How to avoid online Russian woman scams
Men all across the globe lust for Russian ladies. However, seeking for love on the internet is a dangerous game. Especially if she originally approached you.
Alyona, a 26-year-old blonde stunner from St. Petersburg with clean light complexion and piercing gray eyes, was her name. Last April, Mark, 37, met her on the Badoo dating app while planning a brief vacation to Russia. Despite the fact that he lived in Lyon, he altered his geolocation to St. Petersburg in order to meet some Russian ladies before moving to the nation. The initial communication was sent by Alyona.
“I’m looking for a long-term and loving relationship,” it said. Mark was taken aback, but continued the chat, recalling, “She was quite attractive and amusing.”
They spoke on Badoo for a week before switching to WhatsApp. She sent him pictures of herself eating pizza with friends and sipping coffee by the river, as well as a couple selfies on the couch. They discussed Russia, literature, Mark’s favorite sport, hockey, and travel. Alyona had never been outside of the country, it turned out. She often expressed her desire to travel but never got the chance since it was too costly for Russians, she said.
Mark proposed a meeting in St. Petersburg two weeks later.
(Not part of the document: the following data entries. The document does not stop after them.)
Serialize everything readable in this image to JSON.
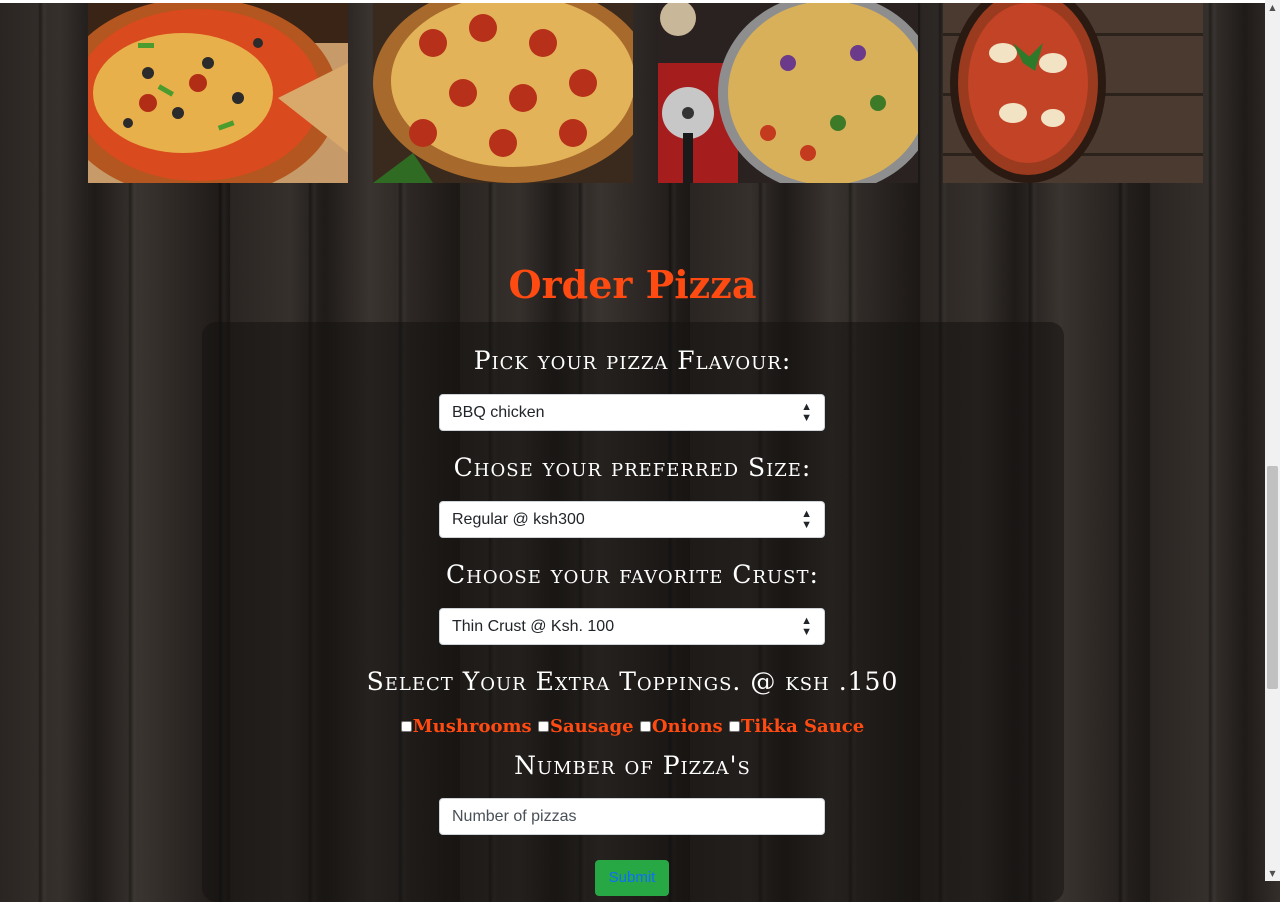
{
  "gallery": {
    "images": [
      {
        "alt": "pizza-supreme-image"
      },
      {
        "alt": "pizza-pepperoni-image"
      },
      {
        "alt": "pizza-veggie-image"
      },
      {
        "alt": "pizza-margherita-image"
      }
    ]
  },
  "order": {
    "title": "Order Pizza",
    "flavour_label": "Pick your pizza Flavour:",
    "flavour_selected": "BBQ chicken",
    "size_label": "Chose your preferred Size:",
    "size_selected": "Regular @ ksh300",
    "crust_label": "Choose your favorite Crust:",
    "crust_selected": "Thin Crust @ Ksh. 100",
    "toppings_label": "Select Your Extra Toppings. @ ksh .150",
    "toppings": [
      {
        "label": "Mushrooms",
        "checked": false
      },
      {
        "label": "Sausage",
        "checked": false
      },
      {
        "label": "Onions",
        "checked": false
      },
      {
        "label": "Tikka Sauce",
        "checked": false
      }
    ],
    "quantity_label": "Number of Pizza's",
    "quantity_placeholder": "Number of pizzas",
    "submit_label": "Submit"
  },
  "colors": {
    "accent": "#ff4b12",
    "submit_bg": "#28a745",
    "submit_text": "#0d6efd"
  }
}
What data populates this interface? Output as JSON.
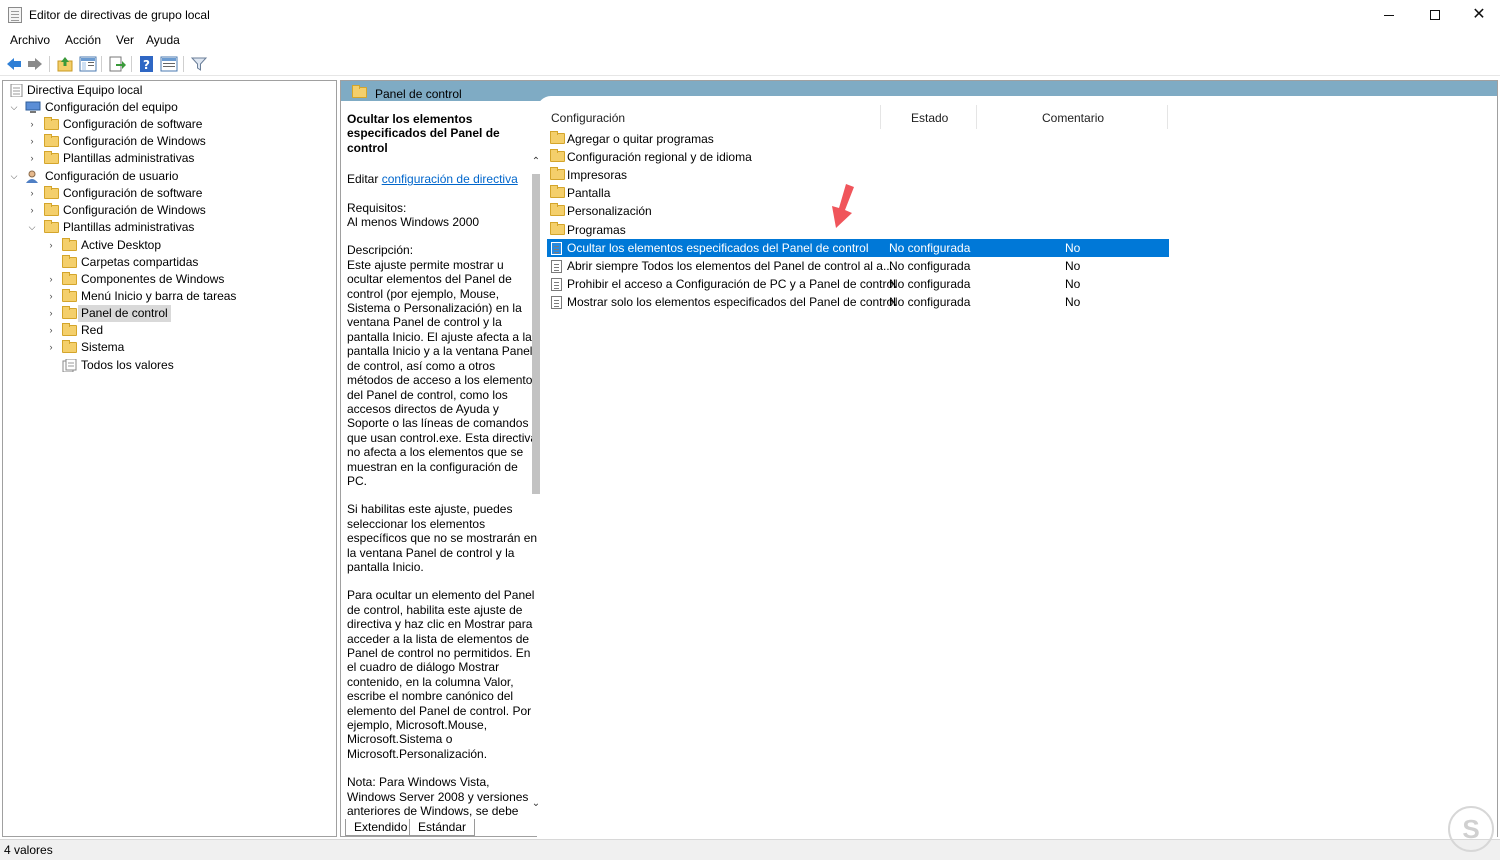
{
  "window": {
    "title": "Editor de directivas de grupo local",
    "controls": {
      "minimize": "minimize-icon",
      "maximize": "maximize-icon",
      "close": "close-icon"
    }
  },
  "menu": [
    "Archivo",
    "Acción",
    "Ver",
    "Ayuda"
  ],
  "toolbar": [
    "back-icon",
    "forward-icon",
    "up-folder-icon",
    "show-hide-tree-icon",
    "export-list-icon",
    "help-icon",
    "properties-icon",
    "filter-icon"
  ],
  "tree": {
    "root": "Directiva Equipo local",
    "equipo": "Configuración del equipo",
    "eq_software": "Configuración de software",
    "eq_windows": "Configuración de Windows",
    "eq_plantillas": "Plantillas administrativas",
    "usuario": "Configuración de usuario",
    "us_software": "Configuración de software",
    "us_windows": "Configuración de Windows",
    "us_plantillas": "Plantillas administrativas",
    "active_desktop": "Active Desktop",
    "carpetas": "Carpetas compartidas",
    "componentes": "Componentes de Windows",
    "menu_inicio": "Menú Inicio y barra de tareas",
    "panel": "Panel de control",
    "red": "Red",
    "sistema": "Sistema",
    "todos": "Todos los valores"
  },
  "header": {
    "title": "Panel de control"
  },
  "description": {
    "title": "Ocultar los elementos especificados del Panel de control",
    "edit_prefix": "Editar ",
    "edit_link": "configuración de directiva",
    "req_label": "Requisitos:",
    "req_value": "Al menos Windows 2000",
    "desc_label": "Descripción:",
    "p1": "Este ajuste permite mostrar u ocultar elementos del Panel de control (por ejemplo, Mouse, Sistema o Personalización) en la ventana Panel de control y la pantalla Inicio. El ajuste afecta a la pantalla Inicio y a la ventana Panel de control, así como a otros métodos de acceso a los elementos del Panel de control, como los accesos directos de Ayuda y Soporte o las líneas de comandos que usan control.exe. Esta directiva no afecta a los elementos que se muestran en la configuración de PC.",
    "p2": "Si habilitas este ajuste, puedes seleccionar los elementos específicos que no se mostrarán en la ventana Panel de control y la pantalla Inicio.",
    "p3": "Para ocultar un elemento del Panel de control, habilita este ajuste de directiva y haz clic en Mostrar para acceder a la lista de elementos de Panel de control no permitidos. En el cuadro de diálogo Mostrar contenido, en la columna Valor, escribe el nombre canónico del elemento del Panel de control. Por ejemplo, Microsoft.Mouse, Microsoft.Sistema o Microsoft.Personalización.",
    "p4": "Nota: Para Windows Vista, Windows Server 2008 y versiones anteriores de Windows, se debe"
  },
  "tabs": {
    "extended": "Extendido",
    "standard": "Estándar"
  },
  "columns": {
    "setting": "Configuración",
    "state": "Estado",
    "comment": "Comentario"
  },
  "folders": [
    "Agregar o quitar programas",
    "Configuración regional y de idioma",
    "Impresoras",
    "Pantalla",
    "Personalización",
    "Programas"
  ],
  "settings": [
    {
      "name": "Ocultar los elementos especificados del Panel de control",
      "state": "No configurada",
      "comment": "No"
    },
    {
      "name": "Abrir siempre Todos los elementos del Panel de control al a...",
      "state": "No configurada",
      "comment": "No"
    },
    {
      "name": "Prohibir el acceso a Configuración de PC y a Panel de control",
      "state": "No configurada",
      "comment": "No"
    },
    {
      "name": "Mostrar solo los elementos especificados del Panel de control",
      "state": "No configurada",
      "comment": "No"
    }
  ],
  "status": {
    "text": "4 valores"
  },
  "colors": {
    "header_band": "#7fabc4",
    "selection": "#0078d7",
    "link": "#0066cc",
    "annotation_arrow": "#f0555b"
  }
}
She said, however, that she had to see her grandma in Rostov at this time. “I was agitated.” But I was willing to alter my plans. ” I had a thing for her. So he requested if he might call her, but Alyona said that there were many “connection issues.” She’d already referred to him as “possibly my destiny” a handful of times at this point. She requested that he provide her €500 for a new phone or fix her old one so that she could hear his voice. Alyona barred Mark on WhatsApp and removed him from Badoo when he refused. Then he gone.
Women who have a habit of “things going wrong”
What was it, exactly? Opportunism? No, it’s simply romantic scamming, a typical sort of online fraud in which a cybercriminal “falls in love” with their victim and then has “money issues” with them. Alyona was most likely not in the photos. Scammers often steal images from websites. It’s also possible that “Alyona” was not a woman. Scammers just exploit Russian ladies as bait to empty the coffers of unsuspecting Western guys.
The numbers are self-evident. According to Russian television, Australian males transfer $25 million to fraudsters in Russia and other ex-Soviet nations every year (mostly Ukraine and Belarus). Men in the United States paid a comparable amount, followed by men in the United Kingdom, Saudi Arabia, and the United Arab Emirates.
If evidence were required, here is it: the old cons are still the best: “A Russian lady approached me and requested that I create an account at my bank. She said that she want to make a deposit. She wants me to withdraw the money and send it to her as soon as she does. Is this a ruse?” was the title of a Quora question. Yes, absolutely. How often have you requested that a total stranger from another nation create a bank account for you?
Pexels/Voice of Oara
Even inexperienced con artists have the ability to persuade. “A few weeks later, a Russian lady called Karine Popova sent me emails with images, little films, and a pleasant discussion. Whenever I am able to react. Meanwhile, she claims she doesn’t use social media, that she works from a mobile phone that is restricted for international calls, that she writes to me from her work computer, that her computer is malfunctioning, and so on. I’m fairly certain they’re con artists; I’m just not sure how they make the photographs and videos seem so authentic,” writes Russia Beyond reader Wander Och.
Scheme to make money
Few fraudsters work alone, therefore it’s not unexpected that they can fake images and even talk on the internet. “It makes sense if you know the language and want to earn some money. Go on dates, translate or compose messages. “It’s simply a side profession for me, and it’s sometimes extremely lucrative,” writes Angelika on a site dedicated to finding a foreign husband/boyfriend/sponsor. She reveals that female con artists receive a cut of the proceeds.